[[ SUPPLIED INFORMATION, beginning ]]
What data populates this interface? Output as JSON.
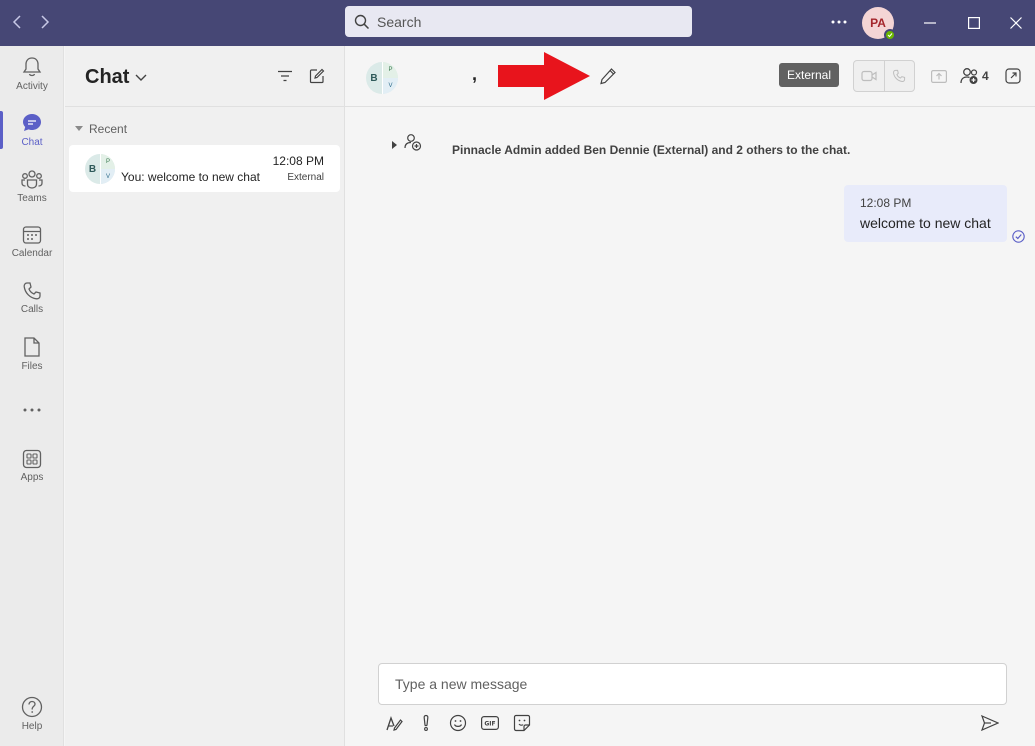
{
  "colors": {
    "brand": "#464775",
    "accent": "#5b5fc7"
  },
  "titlebar": {
    "search_placeholder": "Search",
    "user_initials": "PA"
  },
  "rail": {
    "items": [
      {
        "label": "Activity",
        "icon": "bell-icon"
      },
      {
        "label": "Chat",
        "icon": "chat-icon"
      },
      {
        "label": "Teams",
        "icon": "teams-icon"
      },
      {
        "label": "Calendar",
        "icon": "calendar-icon"
      },
      {
        "label": "Calls",
        "icon": "phone-icon"
      },
      {
        "label": "Files",
        "icon": "file-icon"
      },
      {
        "label": "Apps",
        "icon": "apps-icon"
      },
      {
        "label": "Help",
        "icon": "help-icon"
      }
    ]
  },
  "chatlist": {
    "title": "Chat",
    "section": "Recent",
    "chats": [
      {
        "avatar": {
          "b": "B",
          "p": "P",
          "v": "V"
        },
        "preview": "You: welcome to new chat",
        "time": "12:08 PM",
        "tag": "External"
      }
    ]
  },
  "main": {
    "avatar": {
      "b": "B",
      "p": "P",
      "v": "V"
    },
    "chat_name": ",",
    "external_label": "External",
    "participants_count": "4",
    "system_message": "Pinnacle Admin added Ben Dennie (External) and 2 others to the chat.",
    "messages": [
      {
        "time": "12:08 PM",
        "text": "welcome to new chat"
      }
    ],
    "composer_placeholder": "Type a new message"
  }
}
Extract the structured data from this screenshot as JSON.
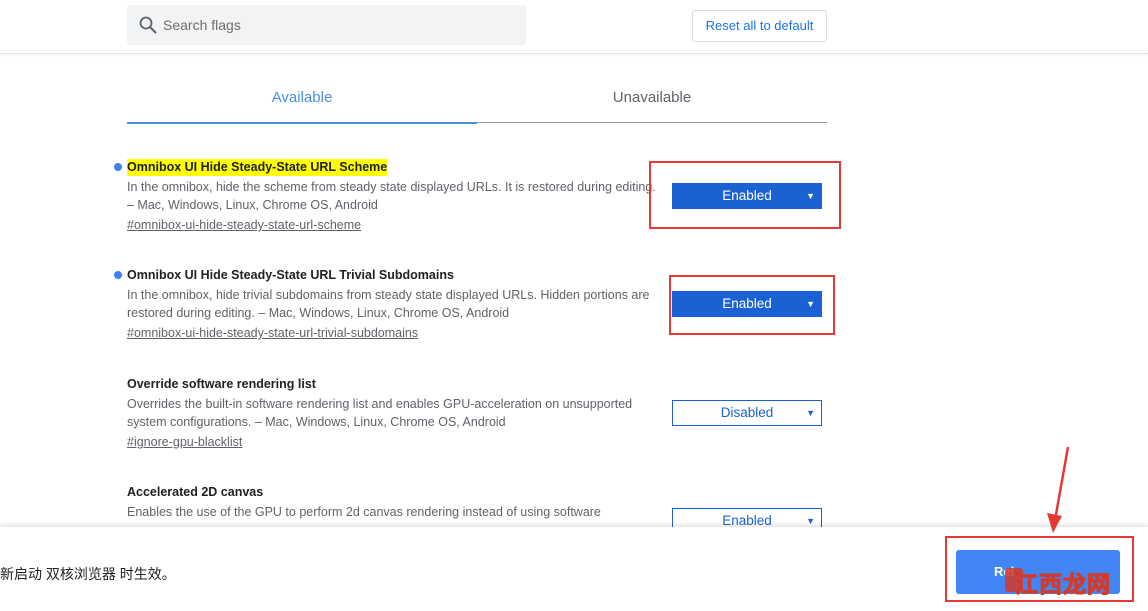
{
  "header": {
    "search_placeholder": "Search flags",
    "reset_label": "Reset all to default"
  },
  "tabs": [
    {
      "label": "Available",
      "active": true
    },
    {
      "label": "Unavailable",
      "active": false
    }
  ],
  "experiments": [
    {
      "title": "Omnibox UI Hide Steady-State URL Scheme",
      "description": "In the omnibox, hide the scheme from steady state displayed URLs. It is restored during editing. – Mac, Windows, Linux, Chrome OS, Android",
      "link": "#omnibox-ui-hide-steady-state-url-scheme",
      "value": "Enabled",
      "modified": true,
      "highlighted": true
    },
    {
      "title": "Omnibox UI Hide Steady-State URL Trivial Subdomains",
      "description": "In the omnibox, hide trivial subdomains from steady state displayed URLs. Hidden portions are restored during editing. – Mac, Windows, Linux, Chrome OS, Android",
      "link": "#omnibox-ui-hide-steady-state-url-trivial-subdomains",
      "value": "Enabled",
      "modified": true,
      "highlighted": false
    },
    {
      "title": "Override software rendering list",
      "description": "Overrides the built-in software rendering list and enables GPU-acceleration on unsupported system configurations. – Mac, Windows, Linux, Chrome OS, Android",
      "link": "#ignore-gpu-blacklist",
      "value": "Disabled",
      "modified": false,
      "highlighted": false
    },
    {
      "title": "Accelerated 2D canvas",
      "description": "Enables the use of the GPU to perform 2d canvas rendering instead of using software",
      "link": "",
      "value": "Enabled",
      "modified": false,
      "highlighted": false
    }
  ],
  "footer": {
    "message": "新启动 双核浏览器 时生效。",
    "relaunch_label": "Rel"
  },
  "watermark": {
    "text": "江西龙网"
  },
  "colors": {
    "accent": "#1a62d2",
    "tab_active": "#4a90d9",
    "annotation_red": "#e53935",
    "highlight": "#ffff00",
    "relaunch_button": "#4285f4"
  },
  "icons": {
    "search": "search-icon",
    "dropdown": "caret-down-icon"
  }
}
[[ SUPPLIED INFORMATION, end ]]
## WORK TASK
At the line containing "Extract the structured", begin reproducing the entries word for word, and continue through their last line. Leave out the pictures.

## ANSWER AREA
Extract the structured data from this screenshot as JSON.
{
  "header": {
    "search_placeholder": "Search flags",
    "reset_label": "Reset all to default"
  },
  "tabs": [
    {
      "label": "Available",
      "active": true
    },
    {
      "label": "Unavailable",
      "active": false
    }
  ],
  "experiments": [
    {
      "title": "Omnibox UI Hide Steady-State URL Scheme",
      "description": "In the omnibox, hide the scheme from steady state displayed URLs. It is restored during editing. – Mac, Windows, Linux, Chrome OS, Android",
      "link": "#omnibox-ui-hide-steady-state-url-scheme",
      "value": "Enabled",
      "modified": true,
      "highlighted": true
    },
    {
      "title": "Omnibox UI Hide Steady-State URL Trivial Subdomains",
      "description": "In the omnibox, hide trivial subdomains from steady state displayed URLs. Hidden portions are restored during editing. – Mac, Windows, Linux, Chrome OS, Android",
      "link": "#omnibox-ui-hide-steady-state-url-trivial-subdomains",
      "value": "Enabled",
      "modified": true,
      "highlighted": false
    },
    {
      "title": "Override software rendering list",
      "description": "Overrides the built-in software rendering list and enables GPU-acceleration on unsupported system configurations. – Mac, Windows, Linux, Chrome OS, Android",
      "link": "#ignore-gpu-blacklist",
      "value": "Disabled",
      "modified": false,
      "highlighted": false
    },
    {
      "title": "Accelerated 2D canvas",
      "description": "Enables the use of the GPU to perform 2d canvas rendering instead of using software",
      "link": "",
      "value": "Enabled",
      "modified": false,
      "highlighted": false
    }
  ],
  "footer": {
    "message": "新启动 双核浏览器 时生效。",
    "relaunch_label": "Rel"
  },
  "watermark": {
    "text": "江西龙网"
  },
  "colors": {
    "accent": "#1a62d2",
    "tab_active": "#4a90d9",
    "annotation_red": "#e53935",
    "highlight": "#ffff00",
    "relaunch_button": "#4285f4"
  },
  "icons": {
    "search": "search-icon",
    "dropdown": "caret-down-icon"
  }
}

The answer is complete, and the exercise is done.